Ada’s presentation of her work and her ability to “work the crowd” reflected a strong and practised professionality. Ada is a well known poet and no doubt performs numerous readings so it is no wonder she is comfortable with her banter between poems (even during them!). Her overall presentation was engaging, she spoke with a clear and measured style, and she came across as a very “nice” person, someone who reminds me of that kind aunt whose visits are greatly anticipated.
Yet it was her measured and polished presentation, along with her easy and charming personality which left me confused. Her poems, most of which were from her book Bright Dead Things, did not seem to match up to the kind, funny lady reading comfortably in front of a crowded room where only moments before, in a posh lounge adjoining the hall, a piano player fingered away the sort of classical jazz you would hear in a private country club. Could this be the same poet who lifts up her shirt or squats to pee with a pit bull bitch in a garage? Is this sweet, impeccably (though still casually) dressed lady the sort of person who talks about her “first full-fledged fuck”?
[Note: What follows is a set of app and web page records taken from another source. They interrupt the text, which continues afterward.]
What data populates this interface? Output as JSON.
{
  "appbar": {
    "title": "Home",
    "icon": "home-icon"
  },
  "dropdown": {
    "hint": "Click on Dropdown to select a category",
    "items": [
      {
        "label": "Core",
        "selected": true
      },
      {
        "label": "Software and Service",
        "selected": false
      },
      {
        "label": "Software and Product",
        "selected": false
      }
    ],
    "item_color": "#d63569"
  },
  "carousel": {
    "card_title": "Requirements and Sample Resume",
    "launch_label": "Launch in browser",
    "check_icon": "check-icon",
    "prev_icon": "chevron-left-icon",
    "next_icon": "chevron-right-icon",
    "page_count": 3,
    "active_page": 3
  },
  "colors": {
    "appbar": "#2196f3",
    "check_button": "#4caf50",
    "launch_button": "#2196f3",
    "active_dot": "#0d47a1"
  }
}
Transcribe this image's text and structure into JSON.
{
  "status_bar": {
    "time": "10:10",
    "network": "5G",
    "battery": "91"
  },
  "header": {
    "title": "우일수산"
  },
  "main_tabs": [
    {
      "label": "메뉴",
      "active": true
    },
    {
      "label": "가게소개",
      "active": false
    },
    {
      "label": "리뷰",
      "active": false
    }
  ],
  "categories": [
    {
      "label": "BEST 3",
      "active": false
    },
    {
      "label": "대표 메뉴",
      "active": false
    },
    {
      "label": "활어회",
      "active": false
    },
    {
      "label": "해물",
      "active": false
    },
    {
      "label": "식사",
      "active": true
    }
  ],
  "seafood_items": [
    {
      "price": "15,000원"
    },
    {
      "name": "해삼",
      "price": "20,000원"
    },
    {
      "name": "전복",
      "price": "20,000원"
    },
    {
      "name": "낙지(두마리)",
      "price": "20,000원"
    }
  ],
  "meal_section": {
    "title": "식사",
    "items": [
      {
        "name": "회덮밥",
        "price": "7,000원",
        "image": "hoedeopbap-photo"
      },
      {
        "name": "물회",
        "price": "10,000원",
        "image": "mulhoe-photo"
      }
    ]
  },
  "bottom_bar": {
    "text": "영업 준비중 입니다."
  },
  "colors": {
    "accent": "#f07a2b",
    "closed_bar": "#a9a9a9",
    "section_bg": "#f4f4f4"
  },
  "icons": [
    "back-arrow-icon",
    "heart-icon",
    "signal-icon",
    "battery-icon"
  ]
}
And it was exactly this dissonance between poet and poem which I have been struggling with since I first read the entirety of Bright Dead Things. When I began her book I knew nothing of the poet and assumed she was a white lady from somewhere in California and Kentucky whose interests were fairly typical of the white, middle class experience: pop culture (“a big-voiced singer found dead in her London flat.”), people mowing their lawns, domestic affairs – to be honest I initially assumed this was the sort of poetry for the not-too-bad-off wine drinking ladies, a stereotype for sure, but my honest first impression. There did not seem to be a strong character in the book, and all the poems ended with a strong conclusion as if something had been figured out – as if the purpose of art was solving equations and writing platitudes.
Yet the more I thought about this disconnect between poet and book, and reader and poems, the more I came to realize that her very un-remarkability might be at the very core of what she is trying to express. Thinking back to my initial stereotype of whom the poet might be speaks to how easy it is to judge a person, how easy it is to assume that kind aunt of ours only spends all day drinking wine with friends who tip-toe through antique shops before going home at night to a few cats and an herbal tea. How generic I must think the people I’m more closely related to: middle class Americans. How have I had no understanding that these are the same people who fuck and piss like a “hard bitch”, who have fears and worries that, while not as dramatic as a march for civil rights or time spent saving children in Syria, are no less valid.
And so while I left Ada’s reading with more questions than I went in with, they are questions of myself, questions about what do I really know about what the people around me are going through, questions about why I want to placing more worth on some extreme display of civic demonstration over the simple life of a kind, well-spoken poet who has lost family members, lives in Kentucky, and simply just wants to live. Does all art, or in fact do all people need to spend all their energy fighting the system, is it not hard enough just to get through our own, simple lives without someone judging us for not doing enough, for not living up to some sort of unrealistic expectation?
I feel I have a lot of soul searching to do, and I am grateful to Ada Limón for reminding me of the struggle and complexity inside even the kindest, and most beautifully average person.